Lucretia Long, CNP, has been a member of the American Epilepsy Society for more than 20 years and joined the AAN two years ago. She has been working as an epilepsy NP at OSU for 28 years. Her current role involves diagnosing and managing adult patients with epilepsy, participating in industry and self-initiated research studies, precepting NP students and training neurology residents and others health care professionals on vagus nerve stimulation. She also serves as an ad-hoc reviewer for Epilepsy and Behavior and has been published in nursing and medical journals.
“APPs are not interested in replacing neurologists,” she said, “but instead seek to provide a collaboration that can be beneficial to patients and families in terms of overall outcomes and patient access.”
SUPPORT FROM NEUROLOGY
In 2002, when Neurology Today first wrote about APPs, a number of neurologists feared that APPs would threaten our profession. Back then, the subject was controversial and an entire section of the story was devoted to apprehensions and reservations by our physician members. But we predicted that cultural acceptance in the medical community was likely to rise as more PAs and NPs with specialized neurological training entered the market and busy neurologists pressed for time looked for ways to enhance the quality of care their practices provide. And indeed, there now not only appears to be acceptance of APPs, but neurologist AAN members now champion their success.

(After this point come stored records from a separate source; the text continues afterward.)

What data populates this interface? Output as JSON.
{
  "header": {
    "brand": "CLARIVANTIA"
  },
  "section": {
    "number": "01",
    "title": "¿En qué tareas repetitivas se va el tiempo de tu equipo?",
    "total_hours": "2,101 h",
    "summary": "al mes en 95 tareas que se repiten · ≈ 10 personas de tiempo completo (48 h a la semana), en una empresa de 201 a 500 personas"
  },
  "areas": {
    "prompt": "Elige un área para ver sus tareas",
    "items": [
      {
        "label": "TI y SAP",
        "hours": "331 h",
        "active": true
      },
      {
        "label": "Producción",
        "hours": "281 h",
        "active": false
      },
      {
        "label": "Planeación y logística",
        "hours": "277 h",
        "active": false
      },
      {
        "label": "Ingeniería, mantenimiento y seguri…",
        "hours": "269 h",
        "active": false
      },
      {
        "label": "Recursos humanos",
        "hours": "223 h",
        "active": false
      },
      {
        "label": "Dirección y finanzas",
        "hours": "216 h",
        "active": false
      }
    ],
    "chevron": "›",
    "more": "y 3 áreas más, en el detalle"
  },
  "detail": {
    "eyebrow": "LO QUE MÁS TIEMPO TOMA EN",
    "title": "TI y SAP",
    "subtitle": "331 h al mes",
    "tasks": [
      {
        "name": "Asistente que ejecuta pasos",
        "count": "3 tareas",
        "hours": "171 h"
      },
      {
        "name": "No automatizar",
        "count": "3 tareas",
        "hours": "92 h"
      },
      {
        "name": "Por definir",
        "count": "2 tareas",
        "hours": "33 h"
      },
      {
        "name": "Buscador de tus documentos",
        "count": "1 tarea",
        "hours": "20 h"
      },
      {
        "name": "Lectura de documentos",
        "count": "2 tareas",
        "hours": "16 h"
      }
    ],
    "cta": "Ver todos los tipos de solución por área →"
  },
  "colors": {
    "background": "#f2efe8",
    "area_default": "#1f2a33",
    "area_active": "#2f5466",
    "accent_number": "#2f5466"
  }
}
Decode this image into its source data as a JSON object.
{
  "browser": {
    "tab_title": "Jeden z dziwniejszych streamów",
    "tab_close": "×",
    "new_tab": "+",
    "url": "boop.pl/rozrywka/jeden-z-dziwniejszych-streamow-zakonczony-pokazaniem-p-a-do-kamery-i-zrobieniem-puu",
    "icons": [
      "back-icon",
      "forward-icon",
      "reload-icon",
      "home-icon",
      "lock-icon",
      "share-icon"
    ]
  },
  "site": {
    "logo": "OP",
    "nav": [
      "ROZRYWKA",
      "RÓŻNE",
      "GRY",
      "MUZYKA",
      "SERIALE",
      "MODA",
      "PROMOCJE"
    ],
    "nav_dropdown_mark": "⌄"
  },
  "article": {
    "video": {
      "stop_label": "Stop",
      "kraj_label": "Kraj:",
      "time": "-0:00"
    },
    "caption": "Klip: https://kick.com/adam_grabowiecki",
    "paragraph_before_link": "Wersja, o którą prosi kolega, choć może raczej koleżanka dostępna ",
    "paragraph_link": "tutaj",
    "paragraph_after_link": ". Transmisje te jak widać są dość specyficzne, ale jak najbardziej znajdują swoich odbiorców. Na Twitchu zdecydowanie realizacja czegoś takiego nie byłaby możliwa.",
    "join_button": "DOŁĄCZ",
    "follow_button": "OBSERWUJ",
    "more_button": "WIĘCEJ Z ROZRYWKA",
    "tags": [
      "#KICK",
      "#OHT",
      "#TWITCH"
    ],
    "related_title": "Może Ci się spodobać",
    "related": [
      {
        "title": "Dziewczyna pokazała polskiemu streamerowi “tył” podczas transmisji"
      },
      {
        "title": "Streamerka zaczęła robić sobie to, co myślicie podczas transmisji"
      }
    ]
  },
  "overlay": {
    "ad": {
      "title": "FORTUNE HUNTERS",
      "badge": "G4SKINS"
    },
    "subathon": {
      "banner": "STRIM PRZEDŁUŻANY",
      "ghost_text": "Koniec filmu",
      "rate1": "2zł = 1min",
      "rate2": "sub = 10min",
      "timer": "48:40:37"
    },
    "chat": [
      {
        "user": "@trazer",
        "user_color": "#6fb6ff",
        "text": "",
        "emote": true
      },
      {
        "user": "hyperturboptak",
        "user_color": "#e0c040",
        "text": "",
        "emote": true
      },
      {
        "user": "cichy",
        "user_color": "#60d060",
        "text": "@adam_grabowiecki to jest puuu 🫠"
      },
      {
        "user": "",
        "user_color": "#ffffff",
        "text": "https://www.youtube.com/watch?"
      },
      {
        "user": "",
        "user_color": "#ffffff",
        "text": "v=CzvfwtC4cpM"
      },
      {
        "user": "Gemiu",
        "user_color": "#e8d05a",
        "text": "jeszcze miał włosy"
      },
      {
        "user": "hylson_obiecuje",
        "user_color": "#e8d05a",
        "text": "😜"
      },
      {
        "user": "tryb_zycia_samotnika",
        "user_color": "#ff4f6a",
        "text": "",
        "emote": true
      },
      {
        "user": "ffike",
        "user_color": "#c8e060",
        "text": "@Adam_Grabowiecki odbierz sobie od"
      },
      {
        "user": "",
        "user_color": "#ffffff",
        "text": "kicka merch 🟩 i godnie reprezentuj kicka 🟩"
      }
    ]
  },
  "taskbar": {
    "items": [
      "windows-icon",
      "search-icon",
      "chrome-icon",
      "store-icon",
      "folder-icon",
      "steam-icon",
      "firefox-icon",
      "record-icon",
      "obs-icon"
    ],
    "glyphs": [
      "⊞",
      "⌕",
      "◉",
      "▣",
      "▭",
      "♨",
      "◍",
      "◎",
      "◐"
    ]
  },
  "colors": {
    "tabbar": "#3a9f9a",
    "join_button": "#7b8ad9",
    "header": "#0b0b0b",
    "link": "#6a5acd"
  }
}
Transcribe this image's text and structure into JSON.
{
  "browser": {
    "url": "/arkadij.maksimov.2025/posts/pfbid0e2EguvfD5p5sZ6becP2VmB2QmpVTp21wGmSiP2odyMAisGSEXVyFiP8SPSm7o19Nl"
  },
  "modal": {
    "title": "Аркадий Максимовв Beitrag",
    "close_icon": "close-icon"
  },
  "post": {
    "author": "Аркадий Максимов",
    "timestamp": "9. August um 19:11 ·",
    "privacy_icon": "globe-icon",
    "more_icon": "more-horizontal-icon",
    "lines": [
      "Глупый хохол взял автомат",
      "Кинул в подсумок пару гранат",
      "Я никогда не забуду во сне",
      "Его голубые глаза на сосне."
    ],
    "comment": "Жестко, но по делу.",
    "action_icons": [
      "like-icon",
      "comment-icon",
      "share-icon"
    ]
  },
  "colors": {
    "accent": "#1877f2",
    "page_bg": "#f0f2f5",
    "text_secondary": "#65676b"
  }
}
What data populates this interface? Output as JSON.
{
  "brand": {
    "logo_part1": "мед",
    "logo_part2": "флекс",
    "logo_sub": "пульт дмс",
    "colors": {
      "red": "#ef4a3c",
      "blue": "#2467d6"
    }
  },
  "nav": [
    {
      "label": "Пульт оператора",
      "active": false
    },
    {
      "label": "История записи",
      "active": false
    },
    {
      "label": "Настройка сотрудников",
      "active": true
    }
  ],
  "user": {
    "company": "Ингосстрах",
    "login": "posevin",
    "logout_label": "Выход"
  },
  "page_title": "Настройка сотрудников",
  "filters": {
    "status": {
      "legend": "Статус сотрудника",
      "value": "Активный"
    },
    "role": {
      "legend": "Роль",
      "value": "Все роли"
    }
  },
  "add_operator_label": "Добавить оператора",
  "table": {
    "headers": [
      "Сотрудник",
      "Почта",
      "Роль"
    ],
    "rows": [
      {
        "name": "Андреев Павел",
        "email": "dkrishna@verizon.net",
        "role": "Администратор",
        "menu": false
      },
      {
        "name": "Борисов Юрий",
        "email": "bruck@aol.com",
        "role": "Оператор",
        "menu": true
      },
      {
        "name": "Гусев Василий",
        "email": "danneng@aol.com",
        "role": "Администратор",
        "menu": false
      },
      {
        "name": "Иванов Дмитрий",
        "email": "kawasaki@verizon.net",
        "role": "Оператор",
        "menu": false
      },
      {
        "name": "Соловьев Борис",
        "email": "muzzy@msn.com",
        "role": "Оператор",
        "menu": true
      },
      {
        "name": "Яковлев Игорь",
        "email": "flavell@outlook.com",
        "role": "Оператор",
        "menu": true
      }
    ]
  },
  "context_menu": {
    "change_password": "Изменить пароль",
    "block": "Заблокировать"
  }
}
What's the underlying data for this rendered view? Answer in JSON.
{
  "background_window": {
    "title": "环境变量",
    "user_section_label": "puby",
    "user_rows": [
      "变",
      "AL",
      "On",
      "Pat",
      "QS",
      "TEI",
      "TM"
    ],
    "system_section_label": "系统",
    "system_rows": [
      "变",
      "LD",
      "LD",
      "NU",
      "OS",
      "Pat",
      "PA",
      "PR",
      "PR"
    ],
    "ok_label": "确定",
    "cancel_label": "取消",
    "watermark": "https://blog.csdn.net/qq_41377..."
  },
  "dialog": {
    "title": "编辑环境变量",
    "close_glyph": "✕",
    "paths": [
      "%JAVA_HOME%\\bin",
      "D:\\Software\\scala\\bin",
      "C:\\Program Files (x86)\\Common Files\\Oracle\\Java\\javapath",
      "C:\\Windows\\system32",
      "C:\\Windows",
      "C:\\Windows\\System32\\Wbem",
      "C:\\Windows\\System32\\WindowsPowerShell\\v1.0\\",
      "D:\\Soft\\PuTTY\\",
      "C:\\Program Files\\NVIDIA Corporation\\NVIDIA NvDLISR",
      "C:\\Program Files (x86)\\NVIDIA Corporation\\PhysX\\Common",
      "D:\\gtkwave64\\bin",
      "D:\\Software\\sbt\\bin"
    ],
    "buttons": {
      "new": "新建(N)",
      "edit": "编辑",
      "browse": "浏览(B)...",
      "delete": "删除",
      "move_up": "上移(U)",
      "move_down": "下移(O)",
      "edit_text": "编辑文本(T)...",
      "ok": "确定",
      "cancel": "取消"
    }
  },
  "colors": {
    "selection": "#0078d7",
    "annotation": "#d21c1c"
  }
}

Cook, O'Brien, and Long had strong mentors who supported and advocated for them. At Emory, Gregory J. Esper, MD, MBA, FAAN, current chair of the Health Services Research Subcommittee, encouraged Cook to join the AAN and facilitated her goal to see patients independently at Emory's neurology clinic. William H. Likosky, MD, FAAN, former member of the AAN Therapeutics and Technology Assessment Subcommittee, taught APPs to be experts in neurology at Swedish Medical Center in Seattle, where O'Brien spent seven years as the program evolved into a neurohospitalist service. Long was invited to participate in an APP Work Group by one of her collaborating physicians, Miriam Freimer, MD, who was chair of the APP Work Group that developed an AAN position paper on neurology APPs in 2014; Long became an AAN member as a result of her invitation.
AAN President Ralph Sacco, MD, FAHA, FAAN, fully endorses the partnership. He is concerned about how Academy members will address the aging population's neurologic needs with already long waiting times, and even greater shortages predicted. He told Neurology Today he hopes the APP Consortium can help fill that demand. “We need to get more APPs trained in neurology and help expand their educational opportunities,” he said.
“APPs are among the fastest growing segment of AAN members. I hope to see more APPs engaged in our task forces, committees and in future leadership roles within the AAN, standing shoulder to shoulder with other AAN members.”